In the semantic literature, there is a class of examples involving anaphora in intensional contexts, i.e. under the scope of modal operators or propositional attitude predicates, which display anaphoric relations that appear at first glance to violate otherwise well-supported generalizations about operator scope and anaphoric potential. In Section 1,I will illustrate this phenomenon, which, for reasons that should become clear below, I call modal subordination; I will develop a general schema for its identification, and show how it poses problems for (...) most theories of scope and anaphoric relations. In Section 2, I will review the main approaches which have been considered in attempting to account for modal subordination and argue that only an approach involving accommodation can account for the full range of examples. The notion of accommodation is due to Lewis, who defines it as follows: If at time t something is said that requires presupposition P to be acceptable, and if P is not presupposed just before t, then - ceteris paribus and within certain limits - presupposition P comes into existence at t.(Lewis 1979: 340) The interesting question, of course, is what the limits on accommodation might be. I believe that the proper account of modal subordination has something to say about this. I will argue this briefly in section 3, where I draw some conclusions and also sketch some ... (shrink)
This paper is about the semantic analysis of referentially opaque verbs like seek and owe that give rise to nonspecific readings. It is argued that Montague's categorization (based on earlier work by Quine) of opaque verbs as properties of quantifiers runs into two serious difficulties: the first problem is that it does not work with opaque verbs like resemble that resist any lexical decomposition of the seek ap try to find kind; the second one is that it wrongly predicts de (...) dicto (i.e. narrow scope) readings due to quantified noun phrases in the object positions of such verbs.
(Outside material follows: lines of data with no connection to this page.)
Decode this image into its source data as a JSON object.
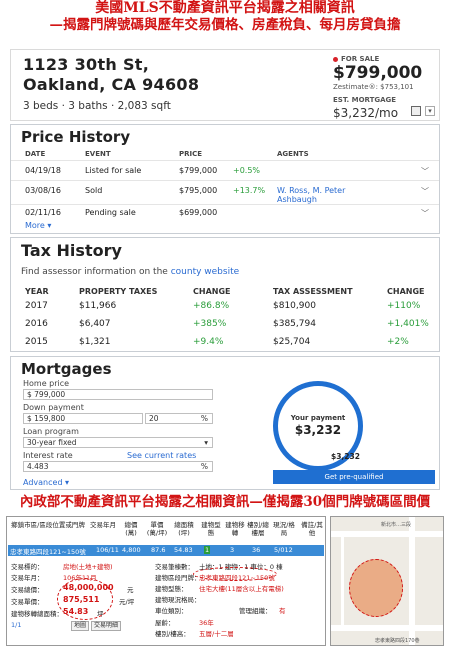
{
  "headline": {
    "line1": "美國MLS不動產資訊平台揭露之相關資訊",
    "line2": "—揭露門牌號碼與歷年交易價格、房產稅負、每月房貸負擔",
    "line3": "內政部不動產資訊平台揭露之相關資訊—僅揭露30個門牌號碼區間價"
  },
  "listing": {
    "address_line1": "1123 30th St,",
    "address_line2": "Oakland, CA 94608",
    "facts": "3 beds · 3 baths · 2,083 sqft",
    "for_sale_label": "FOR SALE",
    "price": "$799,000",
    "zestimate": "Zestimate®: $753,101",
    "est_mortgage_label": "EST. MORTGAGE",
    "est_mortgage_value": "$3,232/mo",
    "accent_color": "#d8232a"
  },
  "price_history": {
    "title": "Price History",
    "columns": [
      "DATE",
      "EVENT",
      "PRICE",
      "AGENTS"
    ],
    "rows": [
      {
        "date": "04/19/18",
        "event": "Listed for sale",
        "price": "$799,000",
        "change": "+0.5%",
        "agent": ""
      },
      {
        "date": "03/08/16",
        "event": "Sold",
        "price": "$795,000",
        "change": "+13.7%",
        "agent": "W. Ross, M. Peter Ashbaugh"
      },
      {
        "date": "02/11/16",
        "event": "Pending sale",
        "price": "$699,000",
        "change": "",
        "agent": ""
      }
    ],
    "more": "More"
  },
  "tax_history": {
    "title": "Tax History",
    "assessor_text": "Find assessor information on the",
    "assessor_link": "county website",
    "columns": [
      "YEAR",
      "PROPERTY TAXES",
      "CHANGE",
      "TAX ASSESSMENT",
      "CHANGE"
    ],
    "rows": [
      {
        "year": "2017",
        "taxes": "$11,966",
        "change": "+86.8%",
        "assessment": "$810,900",
        "change2": "+110%"
      },
      {
        "year": "2016",
        "taxes": "$6,407",
        "change": "+385%",
        "assessment": "$385,794",
        "change2": "+1,401%"
      },
      {
        "year": "2015",
        "taxes": "$1,321",
        "change": "+9.4%",
        "assessment": "$25,704",
        "change2": "+2%"
      }
    ]
  },
  "mortgages": {
    "title": "Mortgages",
    "home_price_label": "Home price",
    "home_price_value": "$ 799,000",
    "down_payment_label": "Down payment",
    "down_payment_value": "$ 159,800",
    "down_payment_pct": "20",
    "pct_sign": "%",
    "loan_program_label": "Loan program",
    "loan_program_value": "30-year fixed",
    "interest_rate_label": "Interest rate",
    "interest_rate_value": "4.483",
    "current_rates_link": "See current rates",
    "your_payment_label": "Your payment",
    "your_payment_value": "$3,232",
    "total": "$3,232",
    "cta": "Get pre-qualified",
    "advanced": "Advanced"
  },
  "tw_panel": {
    "headers": [
      "鄉鎮市區/區段位置或門牌",
      "交易年月",
      "總價(萬)",
      "單價(萬/坪)",
      "總面積(坪)",
      "建物型態",
      "建物移轉",
      "樓別/總樓層",
      "現況/格局",
      "備註/其他"
    ],
    "row": [
      "忠孝東路四段121~150號",
      "106/11",
      "4,800",
      "87.6",
      "54.83",
      "1",
      "3",
      "36",
      "5/012"
    ],
    "left_labels": [
      "交易標的：",
      "交易年月：",
      "交易總價：",
      "交易單價：",
      "建物移轉總面積：",
      "1/1"
    ],
    "left_values": [
      "房地(土地+建物)",
      "106年11月",
      "48,000,000",
      "875,511",
      "54.83",
      "元",
      "元/坪",
      "坪"
    ],
    "right_labels": [
      "交易筆棟數：",
      "建物區段門牌：",
      "建物型態：",
      "建物現況格局：",
      "車位類別：",
      "屋齡：",
      "樓別/樓高："
    ],
    "right_values": [
      "土地：1 建物：1 車位：0 棟",
      "忠孝東路四段121~150號",
      "住宅大樓(11層含以上有電梯)",
      "",
      "",
      "36年",
      "五層/十二層"
    ],
    "mgmt_label": "管理組織：",
    "mgmt_value": "有",
    "buttons": [
      "地圖",
      "交易明細"
    ],
    "map_top_label": "新北市…三段",
    "map_bottom_label": "忠孝東路四段170巷"
  }
}
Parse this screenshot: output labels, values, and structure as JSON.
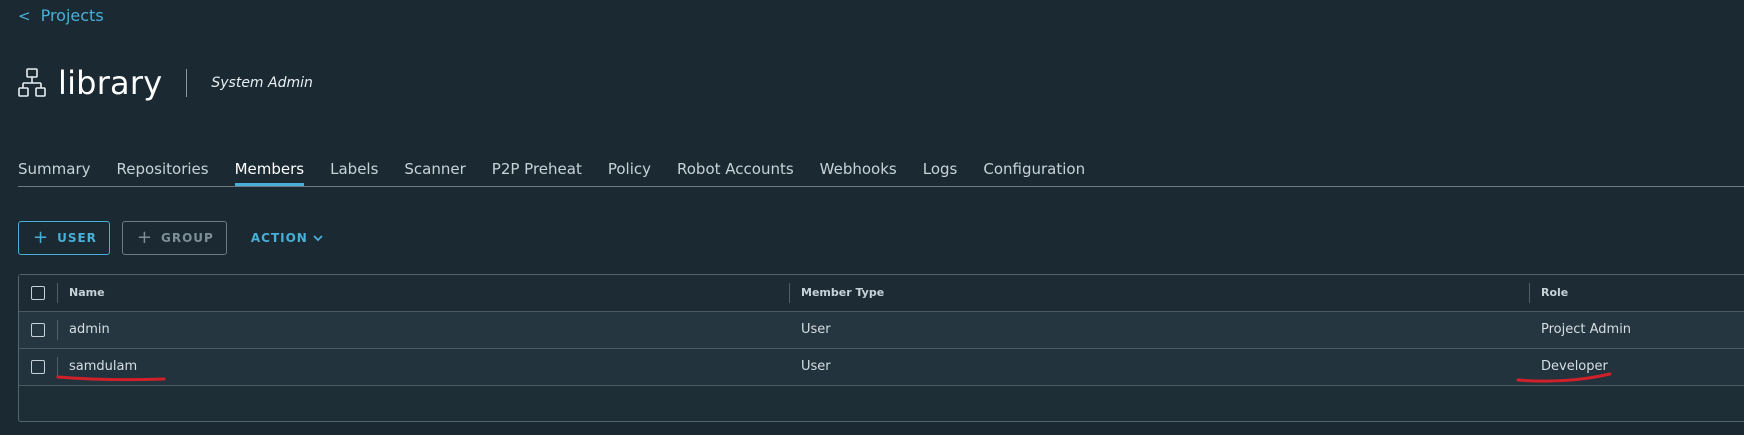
{
  "breadcrumb": {
    "chevron": "<",
    "label": "Projects"
  },
  "header": {
    "icon": "project-icon",
    "title": "library",
    "role": "System Admin"
  },
  "tabs": [
    {
      "label": "Summary",
      "active": false
    },
    {
      "label": "Repositories",
      "active": false
    },
    {
      "label": "Members",
      "active": true
    },
    {
      "label": "Labels",
      "active": false
    },
    {
      "label": "Scanner",
      "active": false
    },
    {
      "label": "P2P Preheat",
      "active": false
    },
    {
      "label": "Policy",
      "active": false
    },
    {
      "label": "Robot Accounts",
      "active": false
    },
    {
      "label": "Webhooks",
      "active": false
    },
    {
      "label": "Logs",
      "active": false
    },
    {
      "label": "Configuration",
      "active": false
    }
  ],
  "toolbar": {
    "user_label": "USER",
    "group_label": "GROUP",
    "action_label": "ACTION"
  },
  "table": {
    "columns": [
      "Name",
      "Member Type",
      "Role"
    ],
    "rows": [
      {
        "name": "admin",
        "type": "User",
        "role": "Project Admin"
      },
      {
        "name": "samdulam",
        "type": "User",
        "role": "Developer"
      }
    ]
  },
  "colors": {
    "background": "#1b2a32",
    "accent": "#49afd9",
    "annotation": "#d0202a"
  }
}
It is shown that both difficulties can be overcome by an analysis of opaque verbs as operating on properties. This is a strongly modified version of a paper entitled lsquoDo We Bear Attitudes towards Quantifiers?rsquo that I have presented at conferences in Gosen (Gesellschaft für Sprachwissenschaft), Ithaca (SALT I), and Konstanz (Lexikon). I owe a special debt to Hans Kamp and Arnim von Stechow for shaping my views on the subject of this paper during the past ten years or so. Comments from and discussions with the following friends and colleagues have also led to considerable improvements: Heinrich Beck, Steve Berman, David Dowty, Veerle van Geenhoven, Fritz Hamm, Irene Heim, Wolfgang Klein, Angelika Kratzer, Michael Morreau, Barbara Partee, Mats Rooth, Roger Schwarzschild, Wolfgang Sternefeld, Emil Weydert, Henk Zeevat, and three referees. (shrink)
The author examines the differences between the general intensional logic defined in his recent book and Montague's intensional logic. Whereas Montague assigned extensions and intensions to expressions (and employed set theory to construct these values as certain sets), the author assigns denotations to terms and relies upon an axiomatic theory of intensional entities that covers properties, relations, propositions, worlds, and other abstract objects. It is then shown that the puzzles for Montague's analyses of modality and descriptions, propositional attitudes, and directedness (...) towards nonexistents can be solved using the author's logic. (shrink)
My chief aim has been to convey the thought that the application of model theoretic techniques to natural languages needn't force a distortion of intentional phenomena. I hope that at least I have succeeded in accomplishing this.